AIM OF THE EXERCISE.
Return the lines below that contain "입사지원".

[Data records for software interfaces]
—————

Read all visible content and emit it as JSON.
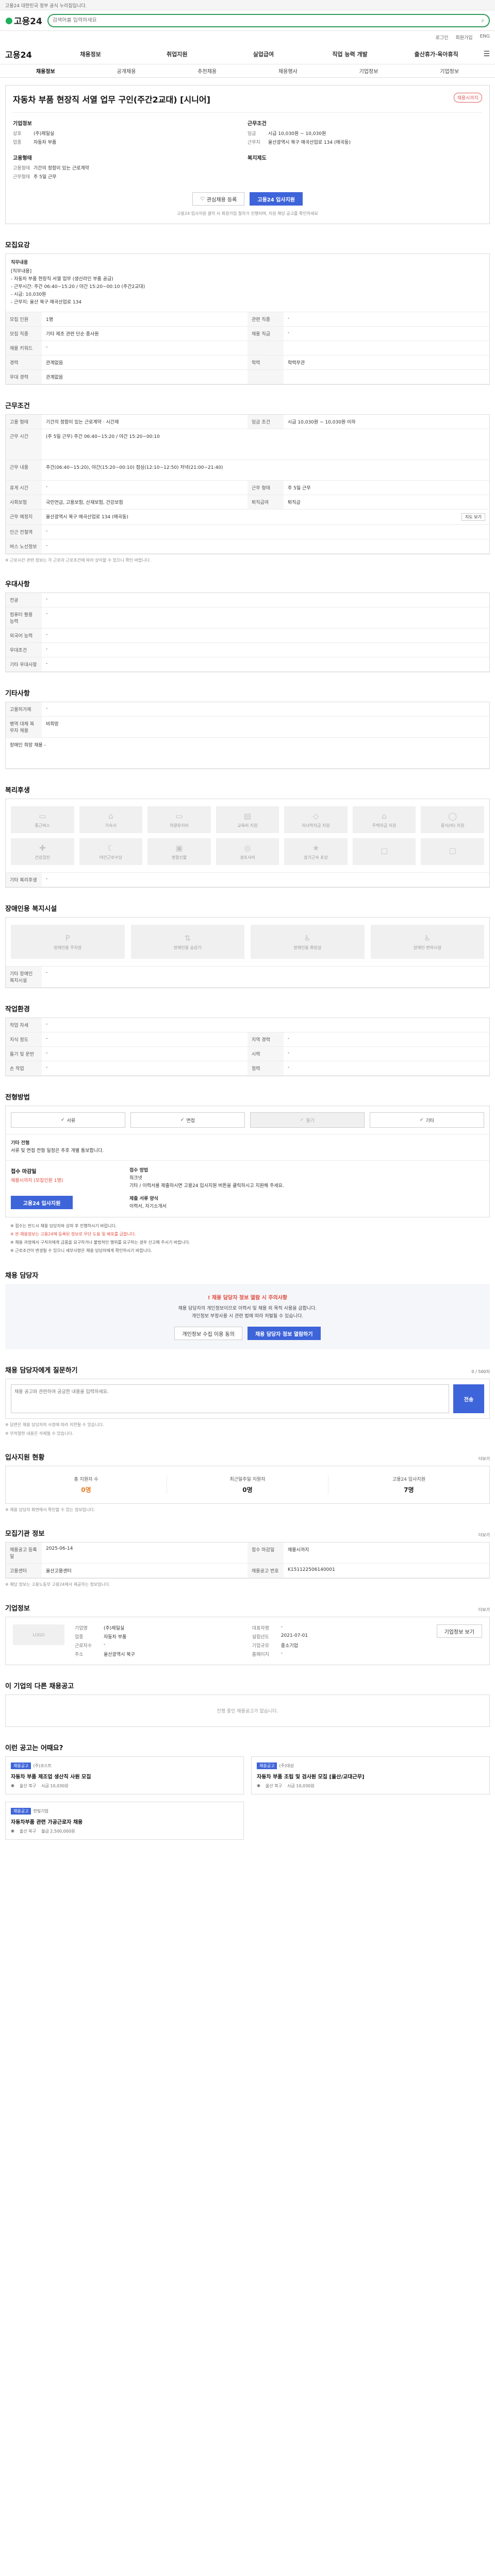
{
  "topbar": {
    "text": "고용24 대한민국 정부 공식 누리집입니다."
  },
  "header": {
    "logo": "고용24",
    "search_placeholder": "검색어를 입력하세요"
  },
  "utilbar": {
    "items": [
      "로그인",
      "회원가입",
      "ENG"
    ]
  },
  "nav": {
    "logo": "고용24",
    "items": [
      "채용정보",
      "취업지원",
      "실업급여",
      "직업 능력 개발",
      "출산휴가·육아휴직"
    ],
    "menu_icon": "hamburger-icon"
  },
  "subnav": {
    "items": [
      "채용정보",
      "공개채용",
      "추천채용",
      "채용행사",
      "기업정보",
      "기업정보"
    ]
  },
  "job": {
    "title": "자동차 부품 현장직 서열 업무 구인(주간2교대) [시니어]",
    "badge": "채용시까지",
    "company_title": "기업정보",
    "company_label1": "상호",
    "company_value1": "(주)제일실",
    "company_label2": "업종",
    "company_value2": "자동차 부품",
    "recruit_title": "고용형태",
    "recruit_label1": "고용형태",
    "recruit_value1": "기간의 정함이 있는 근로계약",
    "recruit_label2": "근무형태",
    "recruit_value2": "주 5일 근무",
    "work_title": "근무조건",
    "work_label1": "임금",
    "work_value1": "시급 10,030원 ~ 10,030원",
    "work_label2": "근무지",
    "work_value2": "울산광역시 북구 매곡산업로 134 (매곡동)",
    "apply_title": "복지제도",
    "save_btn": "관심채용 등록",
    "apply_btn": "고용24 입사지원",
    "note": "고용24 입사지원 클릭 시 회원가입 절차가 진행되며, 지원 해당 공고를 확인하세요"
  },
  "recruit": {
    "section": "모집요강",
    "duty_label": "직무내용",
    "duty_text1": "[직무내용]",
    "duty_text2": "- 자동차 부품 현장직 서열 업무 (생산라인 부품 공급)",
    "duty_text3": "- 근무시간: 주간 06:40~15:20 / 야간 15:20~00:10 (주간2교대)",
    "duty_text4": "- 시급: 10,030원",
    "duty_text5": "- 근무지: 울산 북구 매곡산업로 134",
    "rows": [
      {
        "k1": "모집 인원",
        "v1": "1명",
        "k2": "관련 직종",
        "v2": "-"
      },
      {
        "k1": "모집 직종",
        "v1": "기타 제조 관련 단순 종사원",
        "k2": "채용 직급",
        "v2": "-"
      },
      {
        "k1": "채용 키워드",
        "v1": "-",
        "k2": "",
        "v2": ""
      },
      {
        "k1": "경력",
        "v1": "관계없음",
        "k2": "학력",
        "v2": "학력무관"
      },
      {
        "k1": "우대 경력",
        "v1": "관계없음",
        "k2": "",
        "v2": ""
      }
    ]
  },
  "work": {
    "section": "근무조건",
    "rows": [
      {
        "k1": "고용 형태",
        "v1": "기간의 정함이 있는 근로계약 · 시간제",
        "k2": "임금 조건",
        "v2": "시급 10,030원 ~ 10,030원 이하"
      },
      {
        "k1": "근무 시간",
        "v1": "(주 5일 근무) 주간 06:40~15:20 / 야간 15:20~00:10",
        "k2": "",
        "v2": ""
      },
      {
        "k1": "근무 내용",
        "v1": "주간(06:40~15:20), 야간(15:20~00:10) 점심(12:10~12:50) 저녁(21:00~21:40)",
        "k2": "",
        "v2": ""
      },
      {
        "k1": "휴게 시간",
        "v1": "-",
        "k2": "근무 형태",
        "v2": "주 5일 근무"
      },
      {
        "k1": "사회보험",
        "v1": "국민연금, 고용보험, 산재보험, 건강보험",
        "k2": "퇴직급여",
        "v2": "퇴직금"
      },
      {
        "k1": "근무 예정지",
        "v1": "울산광역시 북구 매곡산업로 134 (매곡동)",
        "k2": "",
        "v2": ""
      },
      {
        "k1": "인근 전철역",
        "v1": "-",
        "k2": "",
        "v2": ""
      },
      {
        "k1": "버스 노선정보",
        "v1": "-",
        "k2": "",
        "v2": ""
      }
    ],
    "map_btn": "지도 보기",
    "note": "※ 근로시간 관련 정보는 각 근로자 근로조건에 따라 상이할 수 있으니 확인 바랍니다."
  },
  "preference": {
    "section": "우대사항",
    "rows": [
      {
        "k": "전공",
        "v": "-"
      },
      {
        "k": "컴퓨터 활용 능력",
        "v": "-"
      },
      {
        "k": "외국어 능력",
        "v": "-"
      },
      {
        "k": "우대조건",
        "v": "-"
      },
      {
        "k": "기타 우대사항",
        "v": "-"
      }
    ]
  },
  "other": {
    "section": "기타사항",
    "rows": [
      {
        "k": "고용허가제",
        "v": "-"
      },
      {
        "k": "병역 대체 복무자 채용",
        "v": "비희망"
      },
      {
        "k": "장애인 희망 채용",
        "v": "-"
      }
    ]
  },
  "welfare": {
    "section": "복리후생",
    "items": [
      "통근버스",
      "기숙사",
      "차량유지비",
      "교육비 지원",
      "자녀학자금 지원",
      "주택자금 지원",
      "중식(비) 지원",
      "건강검진",
      "야간근로수당",
      "명절선물",
      "경조사비",
      "장기근속 포상",
      "",
      ""
    ],
    "other_label": "기타 복리후생",
    "other_value": "-"
  },
  "disabled": {
    "section": "장애인용 복지시설",
    "items": [
      "장애인용 주차장",
      "장애인용 승강기",
      "장애인용 화장실",
      "장애인 편의시설"
    ],
    "other_label": "기타 장애인 복지시설",
    "other_value": "-"
  },
  "env": {
    "section": "작업환경",
    "rows": [
      {
        "k1": "작업 자세",
        "v1": "-",
        "k2": "",
        "v2": ""
      },
      {
        "k1": "지식 정도",
        "v1": "-",
        "k2": "지역 경력",
        "v2": "-"
      },
      {
        "k1": "들기 및 운반",
        "v1": "-",
        "k2": "시력",
        "v2": "-"
      },
      {
        "k1": "손 작업",
        "v1": "-",
        "k2": "청력",
        "v2": "-"
      }
    ]
  },
  "method": {
    "section": "전형방법",
    "options": [
      "서류",
      "면접",
      "필기",
      "기타"
    ],
    "label": "기타 전형",
    "text1": "서류 및 면접 전형 일정은 추후 개별 통보합니다.",
    "deadline_label": "접수 마감일",
    "deadline_date": "채용시까지 (모집인원 1명)",
    "apply_btn": "고용24 입사지원",
    "apply_method_label": "접수 방법",
    "apply_method1": "워크넷",
    "apply_method2": "기타 / 이력서를 제출하시면 고용24 입사지원 버튼을 클릭하시고 지원해 주세요.",
    "submit_label": "제출 서류 양식",
    "submit_value": "이력서, 자기소개서"
  },
  "warnings": [
    "※ 접수는 반드시 채용 담당자와 상의 후 진행하시기 바랍니다.",
    "※ 본 채용정보는 고용24에 등록된 정보로 무단 도용 및 배포를 금합니다.",
    "※ 채용 과정에서 구직자에게 금품을 요구하거나 불법적인 행위를 요구하는 경우 신고해 주시기 바랍니다.",
    "※ 근로조건이 변경될 수 있으니 세부사항은 채용 담당자에게 확인하시기 바랍니다."
  ],
  "contact": {
    "section": "채용 담당자",
    "notice_title": "채용 담당자 정보 열람 시 주의사항",
    "notice_text1": "채용 담당자의 개인정보이므로 이력서 및 채용 외 목적 사용을 금합니다.",
    "notice_text2": "개인정보 부정사용 시 관련 법에 따라 처벌될 수 있습니다.",
    "btn1": "개인정보 수집 이용 동의",
    "btn2": "채용 담당자 정보 열람하기"
  },
  "inquiry": {
    "section": "채용 담당자에게 질문하기",
    "count": "0 / 500자",
    "placeholder": "채용 공고와 관련하여 궁금한 내용을 입력하세요.",
    "send_btn": "전송",
    "note1": "※ 답변은 채용 담당자의 사정에 따라 지연될 수 있습니다.",
    "note2": "※ 부적절한 내용은 삭제될 수 있습니다."
  },
  "stats": {
    "section": "입사지원 현황",
    "more": "더보기",
    "items": [
      {
        "label": "총 지원자 수",
        "value": "0명"
      },
      {
        "label": "최근일주일 지원자",
        "value": "0명"
      },
      {
        "label": "고용24 입사지원",
        "value": "7명"
      }
    ],
    "note": "※ 채용 담당자 화면에서 확인할 수 있는 정보입니다."
  },
  "info": {
    "section": "모집기관 정보",
    "more": "더보기",
    "rows": [
      {
        "k1": "채용공고 등록일",
        "v1": "2025-06-14",
        "k2": "접수 마감일",
        "v2": "채용시까지"
      },
      {
        "k1": "고용센터",
        "v1": "울산고용센터",
        "k2": "채용공고 번호",
        "v2": "K151122506140001"
      }
    ],
    "note": "※ 해당 정보는 고용노동부 고용24에서 제공하는 정보입니다."
  },
  "company": {
    "section": "기업정보",
    "more": "더보기",
    "logo_text": "LOGO",
    "labels": [
      "기업명",
      "대표자명",
      "업종",
      "설립년도",
      "근로자수",
      "기업규모",
      "주소",
      "홈페이지"
    ],
    "values": [
      "(주)제일실",
      "-",
      "자동차 부품",
      "2021-07-01",
      "-",
      "중소기업",
      "울산광역시 북구",
      "-"
    ],
    "btn": "기업정보 보기"
  },
  "similar": {
    "section": "이 기업의 다른 채용공고",
    "empty": "진행 중인 채용공고가 없습니다."
  },
  "recommend": {
    "section": "이런 공고는 어때요?",
    "cards": [
      {
        "tag": "채용공고",
        "company": "(주)코스트",
        "title": "자동차 부품 제조업 생산직 사원 모집",
        "loc": "울산 북구",
        "pay": "시급 10,030원"
      },
      {
        "tag": "채용공고",
        "company": "(주)대성",
        "title": "자동차 부품 조립 및 검사원 모집 [울산/교대근무]",
        "loc": "울산 북구",
        "pay": "시급 10,030원"
      },
      {
        "tag": "채용공고",
        "company": "한빛기업",
        "title": "자동차부품 관련 가공근로자 채용",
        "loc": "울산 북구",
        "pay": "월급 2,500,000원"
      }
    ]
  }
}
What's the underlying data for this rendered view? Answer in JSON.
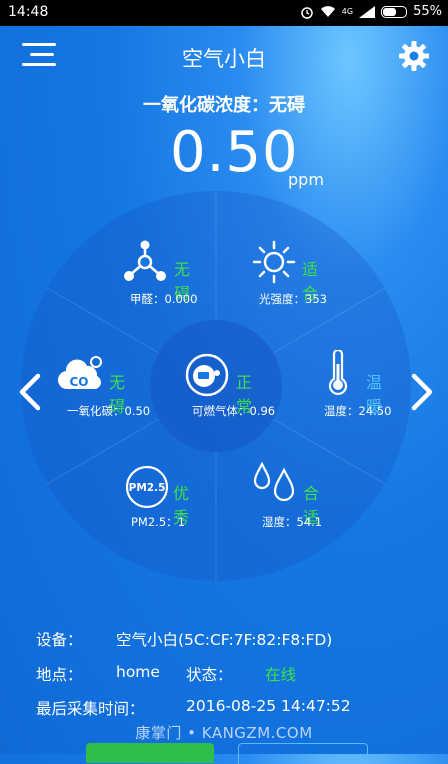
{
  "status_bar": {
    "time": "14:48",
    "network": "4G",
    "battery_text": "55%"
  },
  "app": {
    "title": "空气小白"
  },
  "headline": "一氧化碳浓度：无碍",
  "reading": {
    "value": "0.50",
    "unit": "ppm"
  },
  "sensors": {
    "formaldehyde": {
      "status": "无碍",
      "label": "甲醛：0.000",
      "icon": "molecule-icon"
    },
    "light": {
      "status": "适合",
      "label": "光强度：353",
      "icon": "sun-icon"
    },
    "co": {
      "status": "无碍",
      "label": "一氧化碳：0.50",
      "icon": "co-cloud-icon"
    },
    "gas": {
      "status": "正常",
      "label": "可燃气体：0.96",
      "icon": "gas-meter-icon"
    },
    "temperature": {
      "status": "温暖",
      "label": "温度：24.50",
      "icon": "thermometer-icon"
    },
    "pm25": {
      "status": "优秀",
      "label": "PM2.5：1",
      "icon": "pm25-icon",
      "badge": "PM2.5"
    },
    "humidity": {
      "status": "合适",
      "label": "湿度：54.1",
      "icon": "water-drops-icon"
    }
  },
  "device": {
    "device_label": "设备：",
    "device_value": "空气小白(5C:CF:7F:82:F8:FD)",
    "location_label": "地点：",
    "location_value": "home",
    "state_label": "状态：",
    "state_value": "在线",
    "last_label": "最后采集时间：",
    "last_value": "2016-08-25 14:47:52"
  },
  "watermark": "康掌门 • KANGZM.COM",
  "colors": {
    "status_green": "#3ee04b",
    "status_blue": "#4fc3ff",
    "background": "#1577e2"
  }
}
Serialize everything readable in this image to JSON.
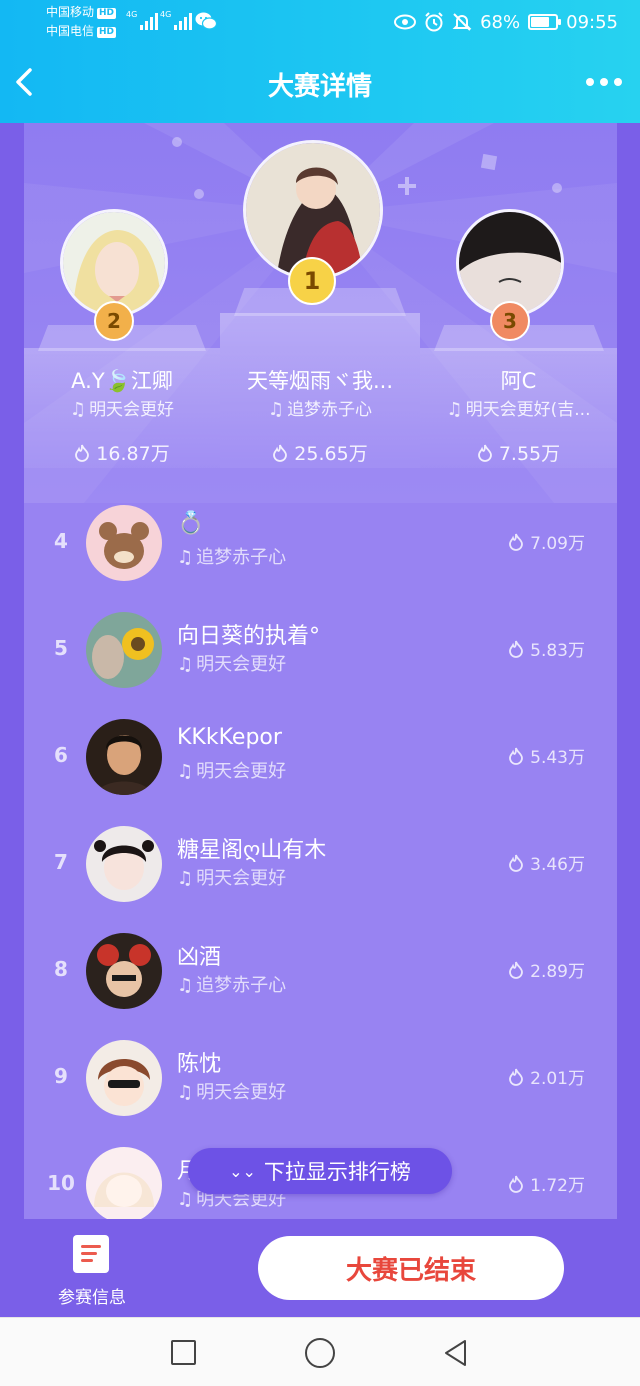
{
  "status_bar": {
    "carrier1": "中国移动",
    "carrier2": "中国电信",
    "hd": "HD",
    "network": "4G",
    "battery": "68%",
    "time": "09:55"
  },
  "header": {
    "title": "大赛详情"
  },
  "podium": [
    {
      "rank": "1",
      "name": "天等烟雨ヾ我...",
      "song": "追梦赤子心",
      "score": "25.65万"
    },
    {
      "rank": "2",
      "name": "A.Y🍃江卿",
      "song": "明天会更好",
      "score": "16.87万"
    },
    {
      "rank": "3",
      "name": "阿C",
      "song": "明天会更好(吉...",
      "score": "7.55万"
    }
  ],
  "list": [
    {
      "rank": "4",
      "name": "💍",
      "song": "追梦赤子心",
      "score": "7.09万"
    },
    {
      "rank": "5",
      "name": "向日葵的执着°",
      "song": "明天会更好",
      "score": "5.83万"
    },
    {
      "rank": "6",
      "name": "KKkKepor",
      "song": "明天会更好",
      "score": "5.43万"
    },
    {
      "rank": "7",
      "name": "糖星阁ღ山有木",
      "song": "明天会更好",
      "score": "3.46万"
    },
    {
      "rank": "8",
      "name": "凶酒",
      "song": "追梦赤子心",
      "score": "2.89万"
    },
    {
      "rank": "9",
      "name": "陈忱",
      "song": "明天会更好",
      "score": "2.01万"
    },
    {
      "rank": "10",
      "name": "月",
      "song": "明天会更好",
      "score": "1.72万"
    }
  ],
  "pull_hint": "下拉显示排行榜",
  "bottom": {
    "info_label": "参赛信息",
    "ended_label": "大赛已结束"
  },
  "colors": {
    "header": "#1ec8f2",
    "board": "#9883f2",
    "ended_text": "#e8473c",
    "gold": "#f7d247",
    "silver": "#f2b04a",
    "bronze": "#f08a62"
  }
}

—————

ANSWER BOX.
    "apply_btn": "고용24 입사지원",
    "note": "고용24 입사지원 클릭 시 회원가입 절차가 진행되며, 지원 해당 공고를 확인하세요"
    "apply_btn": "고용24 입사지원",
    "apply_method2": "기타 / 이력서를 제출하시면 고용24 입사지원 버튼을 클릭하시고 지원해 주세요.",
    "section": "입사지원 현황",
        "label": "고용24 입사지원",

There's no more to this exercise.